(Dataset rows describing interfaces)
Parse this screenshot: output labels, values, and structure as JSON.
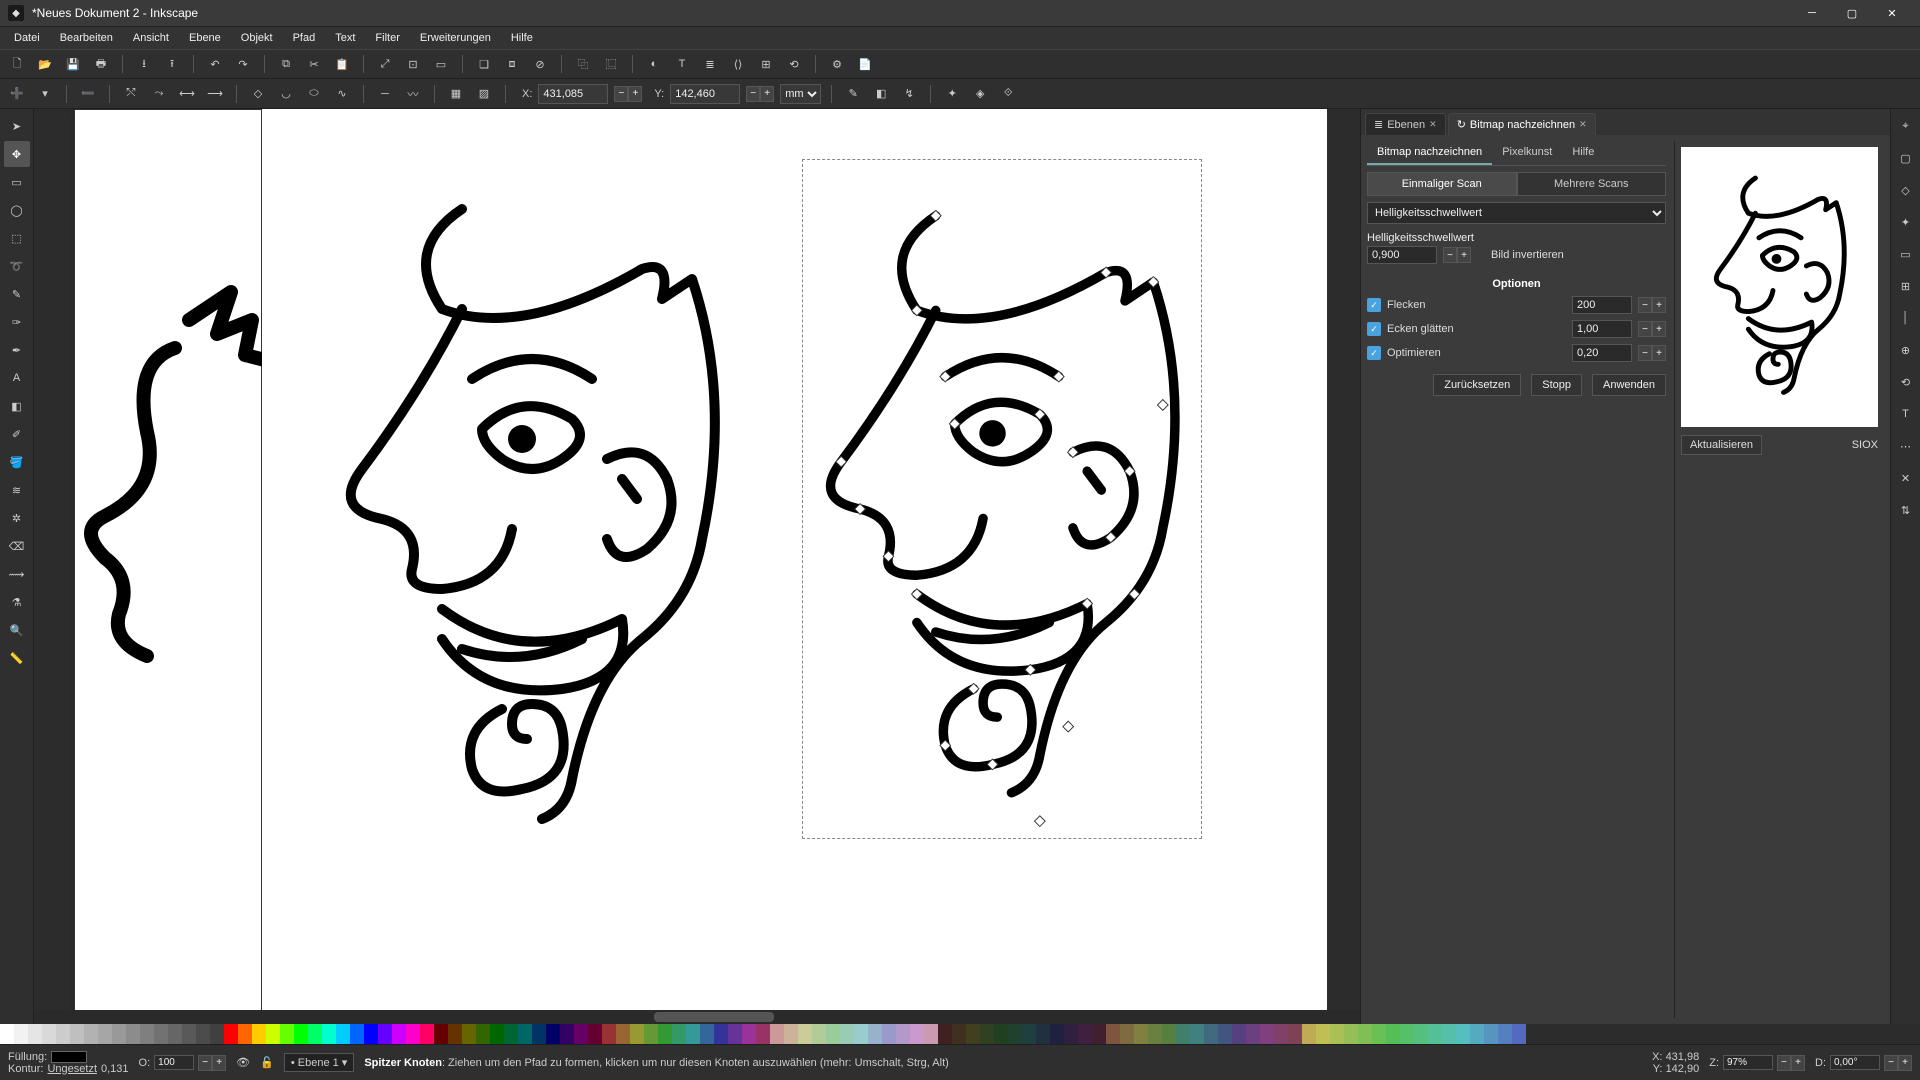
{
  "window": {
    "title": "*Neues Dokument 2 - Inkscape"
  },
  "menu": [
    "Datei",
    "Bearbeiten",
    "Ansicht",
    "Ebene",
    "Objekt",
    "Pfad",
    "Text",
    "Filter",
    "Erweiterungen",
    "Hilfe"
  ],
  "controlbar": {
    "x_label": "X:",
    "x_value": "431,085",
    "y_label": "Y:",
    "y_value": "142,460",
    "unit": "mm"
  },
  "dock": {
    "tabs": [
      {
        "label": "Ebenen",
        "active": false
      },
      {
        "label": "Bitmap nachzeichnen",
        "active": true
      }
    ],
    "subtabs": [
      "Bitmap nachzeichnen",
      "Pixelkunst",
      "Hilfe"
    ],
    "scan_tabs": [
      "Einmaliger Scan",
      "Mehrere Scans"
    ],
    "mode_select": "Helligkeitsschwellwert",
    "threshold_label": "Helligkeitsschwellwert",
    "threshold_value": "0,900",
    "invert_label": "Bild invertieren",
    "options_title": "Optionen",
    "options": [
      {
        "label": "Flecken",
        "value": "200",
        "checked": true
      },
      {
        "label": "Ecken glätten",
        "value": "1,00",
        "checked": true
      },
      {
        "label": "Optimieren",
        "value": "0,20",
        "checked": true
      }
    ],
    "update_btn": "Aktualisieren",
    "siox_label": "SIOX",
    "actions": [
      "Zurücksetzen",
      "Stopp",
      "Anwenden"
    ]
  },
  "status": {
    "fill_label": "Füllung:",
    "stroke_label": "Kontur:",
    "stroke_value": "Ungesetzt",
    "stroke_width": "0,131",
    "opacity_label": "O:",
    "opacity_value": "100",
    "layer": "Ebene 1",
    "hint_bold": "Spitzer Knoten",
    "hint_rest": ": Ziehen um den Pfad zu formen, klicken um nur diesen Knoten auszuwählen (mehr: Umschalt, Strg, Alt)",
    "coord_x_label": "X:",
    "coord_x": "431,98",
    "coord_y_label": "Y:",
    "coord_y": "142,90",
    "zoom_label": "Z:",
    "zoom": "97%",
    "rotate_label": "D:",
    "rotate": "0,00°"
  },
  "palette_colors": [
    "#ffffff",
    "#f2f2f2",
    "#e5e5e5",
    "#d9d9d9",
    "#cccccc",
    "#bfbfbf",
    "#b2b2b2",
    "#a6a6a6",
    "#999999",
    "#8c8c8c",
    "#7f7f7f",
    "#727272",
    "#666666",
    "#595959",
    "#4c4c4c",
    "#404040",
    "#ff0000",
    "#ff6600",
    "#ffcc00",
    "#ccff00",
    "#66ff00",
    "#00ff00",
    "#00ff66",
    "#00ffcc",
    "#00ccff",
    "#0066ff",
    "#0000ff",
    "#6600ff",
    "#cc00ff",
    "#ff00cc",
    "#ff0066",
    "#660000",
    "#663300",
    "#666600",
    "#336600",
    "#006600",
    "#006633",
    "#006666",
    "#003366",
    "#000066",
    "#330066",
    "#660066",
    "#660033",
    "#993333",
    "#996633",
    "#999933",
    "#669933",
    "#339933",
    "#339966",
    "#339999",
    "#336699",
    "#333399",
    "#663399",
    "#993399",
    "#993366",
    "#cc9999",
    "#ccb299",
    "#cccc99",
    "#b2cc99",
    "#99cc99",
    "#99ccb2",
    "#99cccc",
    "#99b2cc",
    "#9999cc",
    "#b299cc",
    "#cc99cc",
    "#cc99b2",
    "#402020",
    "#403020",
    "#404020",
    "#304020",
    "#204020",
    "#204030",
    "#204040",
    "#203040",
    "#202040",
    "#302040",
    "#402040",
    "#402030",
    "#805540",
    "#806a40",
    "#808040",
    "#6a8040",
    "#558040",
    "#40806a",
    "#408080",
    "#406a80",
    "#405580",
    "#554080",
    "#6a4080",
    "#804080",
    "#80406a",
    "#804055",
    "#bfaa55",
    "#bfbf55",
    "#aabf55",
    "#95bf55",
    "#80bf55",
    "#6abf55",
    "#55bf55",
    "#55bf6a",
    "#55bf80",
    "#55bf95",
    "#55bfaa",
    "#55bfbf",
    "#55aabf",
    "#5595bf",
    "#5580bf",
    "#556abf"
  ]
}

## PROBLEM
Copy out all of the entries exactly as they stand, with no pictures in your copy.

## EXERCISE OUTPUT
Parse this screenshot: output labels, values, and structure as JSON.
{
  "window": {
    "title": "*Neues Dokument 2 - Inkscape"
  },
  "menu": [
    "Datei",
    "Bearbeiten",
    "Ansicht",
    "Ebene",
    "Objekt",
    "Pfad",
    "Text",
    "Filter",
    "Erweiterungen",
    "Hilfe"
  ],
  "controlbar": {
    "x_label": "X:",
    "x_value": "431,085",
    "y_label": "Y:",
    "y_value": "142,460",
    "unit": "mm"
  },
  "dock": {
    "tabs": [
      {
        "label": "Ebenen",
        "active": false
      },
      {
        "label": "Bitmap nachzeichnen",
        "active": true
      }
    ],
    "subtabs": [
      "Bitmap nachzeichnen",
      "Pixelkunst",
      "Hilfe"
    ],
    "scan_tabs": [
      "Einmaliger Scan",
      "Mehrere Scans"
    ],
    "mode_select": "Helligkeitsschwellwert",
    "threshold_label": "Helligkeitsschwellwert",
    "threshold_value": "0,900",
    "invert_label": "Bild invertieren",
    "options_title": "Optionen",
    "options": [
      {
        "label": "Flecken",
        "value": "200",
        "checked": true
      },
      {
        "label": "Ecken glätten",
        "value": "1,00",
        "checked": true
      },
      {
        "label": "Optimieren",
        "value": "0,20",
        "checked": true
      }
    ],
    "update_btn": "Aktualisieren",
    "siox_label": "SIOX",
    "actions": [
      "Zurücksetzen",
      "Stopp",
      "Anwenden"
    ]
  },
  "status": {
    "fill_label": "Füllung:",
    "stroke_label": "Kontur:",
    "stroke_value": "Ungesetzt",
    "stroke_width": "0,131",
    "opacity_label": "O:",
    "opacity_value": "100",
    "layer": "Ebene 1",
    "hint_bold": "Spitzer Knoten",
    "hint_rest": ": Ziehen um den Pfad zu formen, klicken um nur diesen Knoten auszuwählen (mehr: Umschalt, Strg, Alt)",
    "coord_x_label": "X:",
    "coord_x": "431,98",
    "coord_y_label": "Y:",
    "coord_y": "142,90",
    "zoom_label": "Z:",
    "zoom": "97%",
    "rotate_label": "D:",
    "rotate": "0,00°"
  },
  "palette_colors": [
    "#ffffff",
    "#f2f2f2",
    "#e5e5e5",
    "#d9d9d9",
    "#cccccc",
    "#bfbfbf",
    "#b2b2b2",
    "#a6a6a6",
    "#999999",
    "#8c8c8c",
    "#7f7f7f",
    "#727272",
    "#666666",
    "#595959",
    "#4c4c4c",
    "#404040",
    "#ff0000",
    "#ff6600",
    "#ffcc00",
    "#ccff00",
    "#66ff00",
    "#00ff00",
    "#00ff66",
    "#00ffcc",
    "#00ccff",
    "#0066ff",
    "#0000ff",
    "#6600ff",
    "#cc00ff",
    "#ff00cc",
    "#ff0066",
    "#660000",
    "#663300",
    "#666600",
    "#336600",
    "#006600",
    "#006633",
    "#006666",
    "#003366",
    "#000066",
    "#330066",
    "#660066",
    "#660033",
    "#993333",
    "#996633",
    "#999933",
    "#669933",
    "#339933",
    "#339966",
    "#339999",
    "#336699",
    "#333399",
    "#663399",
    "#993399",
    "#993366",
    "#cc9999",
    "#ccb299",
    "#cccc99",
    "#b2cc99",
    "#99cc99",
    "#99ccb2",
    "#99cccc",
    "#99b2cc",
    "#9999cc",
    "#b299cc",
    "#cc99cc",
    "#cc99b2",
    "#402020",
    "#403020",
    "#404020",
    "#304020",
    "#204020",
    "#204030",
    "#204040",
    "#203040",
    "#202040",
    "#302040",
    "#402040",
    "#402030",
    "#805540",
    "#806a40",
    "#808040",
    "#6a8040",
    "#558040",
    "#40806a",
    "#408080",
    "#406a80",
    "#405580",
    "#554080",
    "#6a4080",
    "#804080",
    "#80406a",
    "#804055",
    "#bfaa55",
    "#bfbf55",
    "#aabf55",
    "#95bf55",
    "#80bf55",
    "#6abf55",
    "#55bf55",
    "#55bf6a",
    "#55bf80",
    "#55bf95",
    "#55bfaa",
    "#55bfbf",
    "#55aabf",
    "#5595bf",
    "#5580bf",
    "#556abf"
  ]
}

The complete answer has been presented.